Not being able to move your knee is a pain – literally. Especially when it comes to trying to get in a good workout. Your knees are a part of almost every common exercise, so it gets tricky when you have to work around one that is immobile. Whether you’ve had a recent injury or are battling a chronic condition, you’re going to have to get creative in order to stay fit. But the good news is that it’s totally doable. All you need is to know the right exercises and moves. Just be sure to check with your doctor before beginning any workout.
Obviously the stair machine isn’t going to be your first choice with a bad knee. Neither will the treadmill unless you’re walking. Depending on your level of mobility, the elliptical machine can be an effective alternative. The motion of an elliptical can use a combination of both arms and legs for power without straining your lower joints. The best exercise for you, however, will be swimming. If you have access to a pool, go ahead and dive in. As a non-weight-bearing exercise, swimming gives you the ability to take all pressure off your knees while giving you a powerful cardio workout.
Getting an upper body workout is probably the easiest thing you can do with a bad knee or two. Most of the moves such as bicep curls, pec flies, triceps extensions and lat pulls can be performed in a supported, seated position that requires no movement from your lower body. To receive enough support, stick to the seated exercise machines at your local gym, which provide padded seats and back pads to help relieve any body pressure.
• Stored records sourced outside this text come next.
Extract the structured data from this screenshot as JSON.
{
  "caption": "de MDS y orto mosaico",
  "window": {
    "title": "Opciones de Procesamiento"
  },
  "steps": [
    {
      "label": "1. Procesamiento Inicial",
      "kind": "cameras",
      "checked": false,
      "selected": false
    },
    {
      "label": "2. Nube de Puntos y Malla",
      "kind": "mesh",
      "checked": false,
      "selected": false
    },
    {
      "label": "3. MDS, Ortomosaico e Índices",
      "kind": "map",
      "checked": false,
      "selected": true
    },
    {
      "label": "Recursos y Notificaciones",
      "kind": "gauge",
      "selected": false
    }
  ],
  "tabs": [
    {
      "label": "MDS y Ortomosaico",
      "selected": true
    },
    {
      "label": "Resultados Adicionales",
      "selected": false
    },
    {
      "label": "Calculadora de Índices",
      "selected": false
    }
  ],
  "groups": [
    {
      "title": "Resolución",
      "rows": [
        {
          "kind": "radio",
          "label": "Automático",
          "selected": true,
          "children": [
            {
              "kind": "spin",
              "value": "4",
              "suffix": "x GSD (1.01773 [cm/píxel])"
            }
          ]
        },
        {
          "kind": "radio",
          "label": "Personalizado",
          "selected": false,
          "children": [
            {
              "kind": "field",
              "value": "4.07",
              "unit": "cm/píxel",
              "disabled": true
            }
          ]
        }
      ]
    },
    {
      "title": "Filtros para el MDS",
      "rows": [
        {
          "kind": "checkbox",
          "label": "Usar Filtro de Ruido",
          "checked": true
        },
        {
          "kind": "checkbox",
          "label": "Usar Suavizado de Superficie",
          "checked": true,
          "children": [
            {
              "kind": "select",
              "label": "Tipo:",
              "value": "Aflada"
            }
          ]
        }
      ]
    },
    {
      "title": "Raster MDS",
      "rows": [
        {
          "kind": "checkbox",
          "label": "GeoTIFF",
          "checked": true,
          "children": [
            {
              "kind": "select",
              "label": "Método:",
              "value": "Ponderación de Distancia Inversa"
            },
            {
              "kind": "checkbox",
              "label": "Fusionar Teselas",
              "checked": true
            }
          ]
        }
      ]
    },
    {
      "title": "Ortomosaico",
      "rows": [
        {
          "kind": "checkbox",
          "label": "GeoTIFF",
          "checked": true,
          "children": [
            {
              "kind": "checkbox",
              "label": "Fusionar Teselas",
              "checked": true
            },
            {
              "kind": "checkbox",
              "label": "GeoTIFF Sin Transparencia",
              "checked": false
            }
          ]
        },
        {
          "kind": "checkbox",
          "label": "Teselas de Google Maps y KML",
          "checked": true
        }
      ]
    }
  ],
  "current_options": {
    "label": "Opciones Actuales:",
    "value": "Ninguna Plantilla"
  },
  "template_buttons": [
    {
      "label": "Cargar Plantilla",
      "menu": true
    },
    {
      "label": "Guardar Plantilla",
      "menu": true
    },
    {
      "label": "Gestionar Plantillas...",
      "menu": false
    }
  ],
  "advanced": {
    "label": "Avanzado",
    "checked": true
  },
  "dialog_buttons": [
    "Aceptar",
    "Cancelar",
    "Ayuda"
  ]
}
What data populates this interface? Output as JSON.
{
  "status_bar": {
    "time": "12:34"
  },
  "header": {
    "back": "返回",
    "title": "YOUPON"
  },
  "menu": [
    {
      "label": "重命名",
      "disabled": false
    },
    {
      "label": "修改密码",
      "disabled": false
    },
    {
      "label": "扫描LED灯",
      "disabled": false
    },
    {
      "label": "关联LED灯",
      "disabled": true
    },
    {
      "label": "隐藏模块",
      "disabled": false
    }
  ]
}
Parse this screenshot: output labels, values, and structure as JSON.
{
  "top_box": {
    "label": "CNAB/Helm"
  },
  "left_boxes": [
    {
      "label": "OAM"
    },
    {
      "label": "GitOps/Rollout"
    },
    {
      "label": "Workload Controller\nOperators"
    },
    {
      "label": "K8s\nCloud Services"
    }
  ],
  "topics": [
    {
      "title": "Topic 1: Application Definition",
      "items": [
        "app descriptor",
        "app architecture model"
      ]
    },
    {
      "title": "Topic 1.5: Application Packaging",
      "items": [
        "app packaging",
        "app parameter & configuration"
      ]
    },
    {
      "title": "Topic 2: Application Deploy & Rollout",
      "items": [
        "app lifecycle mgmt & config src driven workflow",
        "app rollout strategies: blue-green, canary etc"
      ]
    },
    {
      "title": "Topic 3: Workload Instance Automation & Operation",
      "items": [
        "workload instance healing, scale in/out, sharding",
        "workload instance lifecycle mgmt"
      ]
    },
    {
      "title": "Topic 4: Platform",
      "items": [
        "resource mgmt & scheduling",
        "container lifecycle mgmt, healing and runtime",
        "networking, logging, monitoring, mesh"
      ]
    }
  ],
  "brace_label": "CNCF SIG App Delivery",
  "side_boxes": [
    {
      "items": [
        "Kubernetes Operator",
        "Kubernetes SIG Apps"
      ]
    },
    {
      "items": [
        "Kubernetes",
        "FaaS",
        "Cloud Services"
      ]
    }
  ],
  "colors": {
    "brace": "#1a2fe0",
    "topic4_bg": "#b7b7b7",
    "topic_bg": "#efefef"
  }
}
This is the area in which you’re going to have the most challenging adventure. Bending your knees is a mainstay in most lower-body workout moves. Squats and curls will be off-limits, but there are alternatives that can help you keep your glutes, quads, hamstrings and calves strong while you recover. You’ll have no trouble completing several common exercises like deadlifts and calf raises without modification. For the quads, though, you will have to modify your routine. Try the Sports Injury Clinic’s isometric quad exercise, which allows you to contract and relax the muscle while only moving the knee a few degrees (see link in Resources).
Because a number of knee problems are caused by issues in your core (such as muscle imbalances and weaknesses), it’s super important to keep training your core even while you’re injured. While the range of motion in your knee will limit your options, you can still take on many popular core-building moves including leg lifts and planks. You also can use a stability ball to do bridges without bending your knees if you prop your legs on the ball and keep your legs straight. For your lower back, add in a few sets of supermans, and you’ll have a total core workout that can help you build up a stable midsection despite your knees.
After graduating from the University of Kansas with a bachelor's degree in sports information, Jill Lee served for 10 years as a magazine editor for the Fellowship of Christian Athletes (FCA). Also a published author, Lee now works as a professional writer and editor focusing on fitness, sports and careers.